Illegal Instrument Kit
In places where abortion is illegal, certain medical instruments can be a giveaway. For this reason, specific supplies have rarely been developed or sold for this procedure. Instead, doctors, backstreet abortionists, and pregnant women turn to common household tools: knitting needles, wire clothes hangers, urinary catheters, and a wide variety of other objects long enough to reach into the uterus.
Ancient Herbs and Oral Solutions
The infusion of local plants ruda and chipilin are used by Salvadorean women to abort during the first trimester. There has been an endless list of oral drugs thought to induce miscarriage, since before the time of Hippocrates. A few examples include: clover mixed with white wine, squirting cucumber, stinking iris, slippery elm, brewer’s yeast, melon, wild carrot, aloe, papaya, crushed ants, camel hair, lead, belladonna, quinine, and pomegranate; alternatively, self-starvation.
Wood and Plastic Rods
Early termination of pregnancy is forbidden in nearly every country in Africa due to the restrictive laws of former colonial rule. For this reason, abortions are either carried out by lay abortionists or by women who are left to their own devices. To this end, the amniotic sac is pierced between the fourth and fifth month of pregnancy. The ensuing discharge of amniotic fluid forces the birth of a dead embryo within two to three days. Sharp objects are used in the process, such as branches or long thorns. Piercing the amniotic sac often leads to complications, such as heavy bleeding and/or life-threatening infections.

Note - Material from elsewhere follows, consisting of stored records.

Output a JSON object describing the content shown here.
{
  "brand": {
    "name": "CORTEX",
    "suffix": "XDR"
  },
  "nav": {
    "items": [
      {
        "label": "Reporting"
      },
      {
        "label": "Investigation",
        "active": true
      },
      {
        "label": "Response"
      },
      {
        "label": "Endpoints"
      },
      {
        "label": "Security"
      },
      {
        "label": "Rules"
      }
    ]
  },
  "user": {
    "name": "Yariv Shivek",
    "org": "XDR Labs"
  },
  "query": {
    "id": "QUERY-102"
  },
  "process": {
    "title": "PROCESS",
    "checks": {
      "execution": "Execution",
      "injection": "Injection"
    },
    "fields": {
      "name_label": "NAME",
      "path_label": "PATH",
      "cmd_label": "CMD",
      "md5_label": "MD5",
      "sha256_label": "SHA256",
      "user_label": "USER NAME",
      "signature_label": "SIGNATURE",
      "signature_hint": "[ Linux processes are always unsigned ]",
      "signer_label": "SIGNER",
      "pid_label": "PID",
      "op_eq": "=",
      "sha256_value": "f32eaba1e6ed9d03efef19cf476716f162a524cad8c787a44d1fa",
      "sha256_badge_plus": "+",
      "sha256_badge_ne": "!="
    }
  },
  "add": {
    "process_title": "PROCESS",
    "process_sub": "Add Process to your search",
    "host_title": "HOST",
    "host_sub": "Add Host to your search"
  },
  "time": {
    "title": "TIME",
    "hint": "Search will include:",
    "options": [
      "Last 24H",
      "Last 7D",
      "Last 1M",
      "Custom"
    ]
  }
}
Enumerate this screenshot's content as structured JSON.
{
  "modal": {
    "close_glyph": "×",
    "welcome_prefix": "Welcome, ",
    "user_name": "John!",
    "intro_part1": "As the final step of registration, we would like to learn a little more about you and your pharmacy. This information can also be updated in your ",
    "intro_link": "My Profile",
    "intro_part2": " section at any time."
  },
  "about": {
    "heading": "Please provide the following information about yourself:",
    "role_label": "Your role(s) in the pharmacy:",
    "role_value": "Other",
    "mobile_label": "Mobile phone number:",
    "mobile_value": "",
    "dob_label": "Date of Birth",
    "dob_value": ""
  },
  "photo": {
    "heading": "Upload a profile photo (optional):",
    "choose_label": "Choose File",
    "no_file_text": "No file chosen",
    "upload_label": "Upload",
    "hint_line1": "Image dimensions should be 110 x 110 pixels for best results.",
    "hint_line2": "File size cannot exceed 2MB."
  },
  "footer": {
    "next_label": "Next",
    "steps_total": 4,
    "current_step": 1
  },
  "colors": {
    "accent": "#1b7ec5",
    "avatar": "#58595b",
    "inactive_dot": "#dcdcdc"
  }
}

With luck, women are able to arrive at a hospital in time to take care of the situation.
Life Support Machine
On Nov. 27, 2014, an Irish woman in her twenties was admitted to the hospital with headaches and nausea. Two days later, the mother of two suffered a fall and was later found unresponsive. On Dec. 9, she was declared clinically brain dead. She was 15 weeks pregnant at the time and was placed on life support against her family’s wishes. On Dec. 26, the Irish High Court ruled that the life-support machine could be turned off after hearing that her fetus had little chance of surviving.
In Ireland, abortion is illegal unless it occurs as the result of a medical intervention performed to save the life of the mother. Under the 1983 8th Amendment of the Irish Constitution, an unborn child has the same rights as its mother.